b. 1901, Pistoia, Italy
d. 1986, Viareggio, Italy

Marino Marini was an Italian artist best known for his figurative equestrian sculptures. Throughout his life, he would return to the theme of a horse and rider with his arms stretched out to either side, as exemplified in his seminal work The Angel of the City (1948). He is also noted for his expressive busts featuring forlorn and abstracted faces, as well as paintings depicting his recurring horse-riding figure. Born on February 27, 1901 in Pistoia, Italy, he went on to study painting at the Accademia di Belle Arti in Florence, but turned to sculpture soon after graduating.

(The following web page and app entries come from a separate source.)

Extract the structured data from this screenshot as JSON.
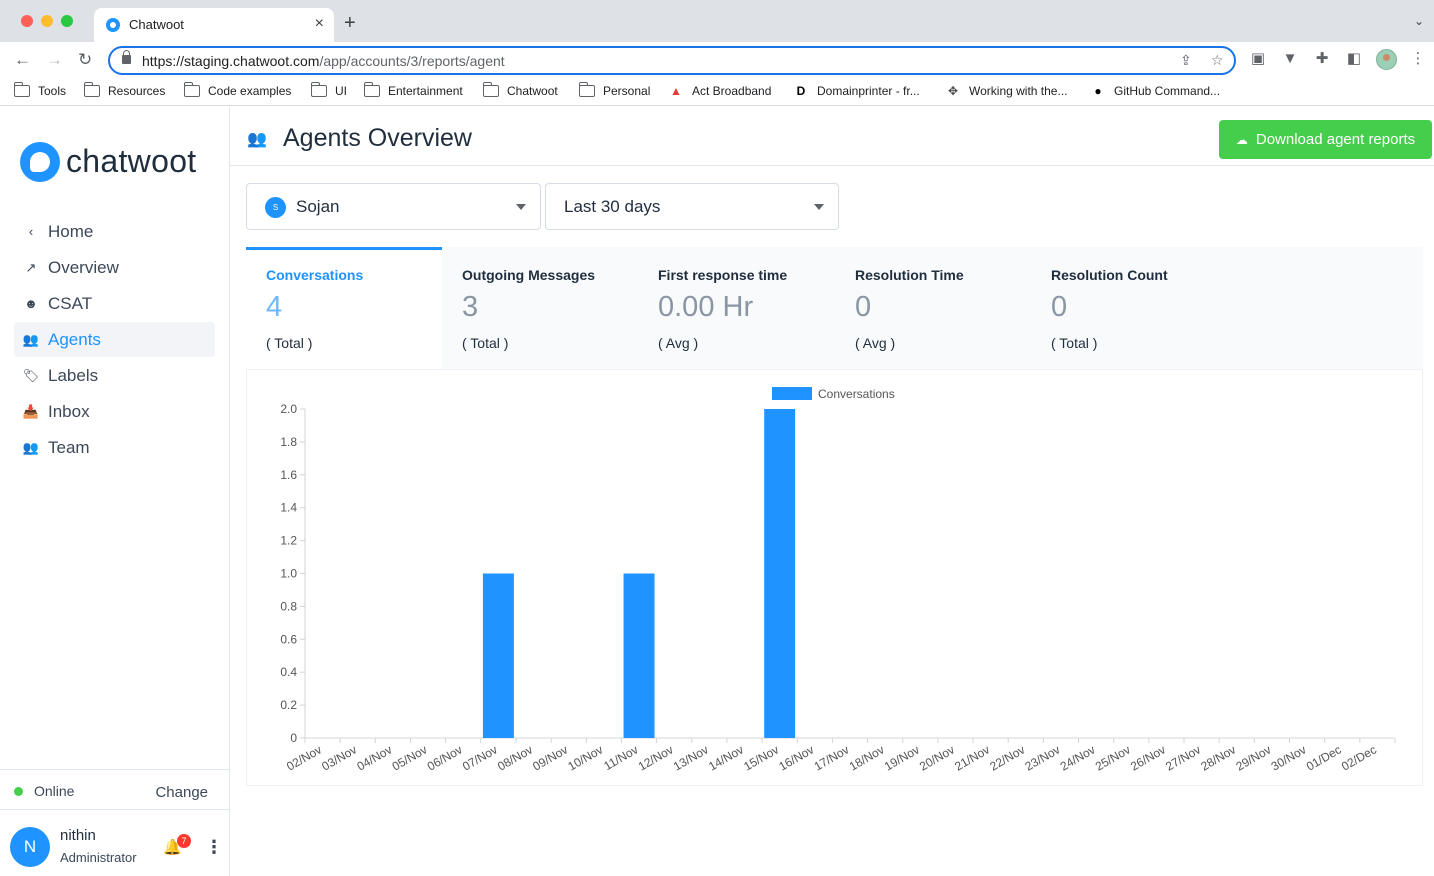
{
  "browser": {
    "tab_title": "Chatwoot",
    "tab_close": "×",
    "new_tab": "+",
    "tab_menu": "⌄",
    "url_host": "https://staging.chatwoot.com",
    "url_path": "/app/accounts/3/reports/agent",
    "bookmarks": [
      {
        "label": "Tools",
        "icon": "folder-icon"
      },
      {
        "label": "Resources",
        "icon": "folder-icon"
      },
      {
        "label": "Code examples",
        "icon": "folder-icon"
      },
      {
        "label": "UI",
        "icon": "folder-icon"
      },
      {
        "label": "Entertainment",
        "icon": "folder-icon"
      },
      {
        "label": "Chatwoot",
        "icon": "folder-icon"
      },
      {
        "label": "Personal",
        "icon": "folder-icon"
      },
      {
        "label": "Act Broadband",
        "icon": "act-logo-icon"
      },
      {
        "label": "Domainprinter - fr...",
        "icon": "domainprinter-icon"
      },
      {
        "label": "Working with the...",
        "icon": "bird-icon"
      },
      {
        "label": "GitHub Command...",
        "icon": "github-icon"
      }
    ]
  },
  "brand": {
    "name": "chatwoot",
    "accent": "#1f93ff",
    "success": "#44ce4b"
  },
  "sidebar": {
    "items": [
      {
        "label": "Home",
        "icon": "‹"
      },
      {
        "label": "Overview",
        "icon": "↗"
      },
      {
        "label": "CSAT",
        "icon": "☻"
      },
      {
        "label": "Agents",
        "icon": "👥"
      },
      {
        "label": "Labels",
        "icon": "🏷"
      },
      {
        "label": "Inbox",
        "icon": "📥"
      },
      {
        "label": "Team",
        "icon": "👥"
      }
    ],
    "active_item": "Agents",
    "status": "Online",
    "change_label": "Change",
    "user": {
      "initial": "N",
      "name": "nithin",
      "role": "Administrator",
      "notification_count": "7"
    }
  },
  "header": {
    "title": "Agents Overview",
    "download_label": "Download agent reports"
  },
  "filters": {
    "agent": {
      "value": "Sojan",
      "avatar_initial": "S"
    },
    "range": {
      "value": "Last 30 days"
    }
  },
  "metrics": [
    {
      "label": "Conversations",
      "value": "4",
      "sub": "( Total )"
    },
    {
      "label": "Outgoing Messages",
      "value": "3",
      "sub": "( Total )"
    },
    {
      "label": "First response time",
      "value": "0.00 Hr",
      "sub": "( Avg )"
    },
    {
      "label": "Resolution Time",
      "value": "0",
      "sub": "( Avg )"
    },
    {
      "label": "Resolution Count",
      "value": "0",
      "sub": "( Total )"
    }
  ],
  "chart_data": {
    "type": "bar",
    "legend": [
      "Conversations"
    ],
    "legend_position": "top-center",
    "series": [
      {
        "name": "Conversations",
        "color": "#1f93ff",
        "values": [
          0,
          0,
          0,
          0,
          0,
          1,
          0,
          0,
          0,
          1,
          0,
          0,
          0,
          2,
          0,
          0,
          0,
          0,
          0,
          0,
          0,
          0,
          0,
          0,
          0,
          0,
          0,
          0,
          0,
          0,
          0
        ]
      }
    ],
    "categories": [
      "02/Nov",
      "03/Nov",
      "04/Nov",
      "05/Nov",
      "06/Nov",
      "07/Nov",
      "08/Nov",
      "09/Nov",
      "10/Nov",
      "11/Nov",
      "12/Nov",
      "13/Nov",
      "14/Nov",
      "15/Nov",
      "16/Nov",
      "17/Nov",
      "18/Nov",
      "19/Nov",
      "20/Nov",
      "21/Nov",
      "22/Nov",
      "23/Nov",
      "24/Nov",
      "25/Nov",
      "26/Nov",
      "27/Nov",
      "28/Nov",
      "29/Nov",
      "30/Nov",
      "01/Dec",
      "02/Dec"
    ],
    "yticks": [
      "0",
      "0.2",
      "0.4",
      "0.6",
      "0.8",
      "1.0",
      "1.2",
      "1.4",
      "1.6",
      "1.8",
      "2.0"
    ],
    "ylim": [
      0,
      2
    ],
    "xlabel": "",
    "ylabel": "",
    "grid": false
  }
}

In 1936, he received the Prize of the Quadriennale of Rome and his work was included in group survey of Italian art at The Museum of Modern Art in New York. Marino was later given a solo exhibition by Curt Valentin Gallery in 1950, where the artist befriended Alexander Calder and Jean Arp. Marini died on August 6, 1980 in Viareggio, Italy, and the Marino Marini Museum dedicated to his oeuvre opened in Florence in 1988.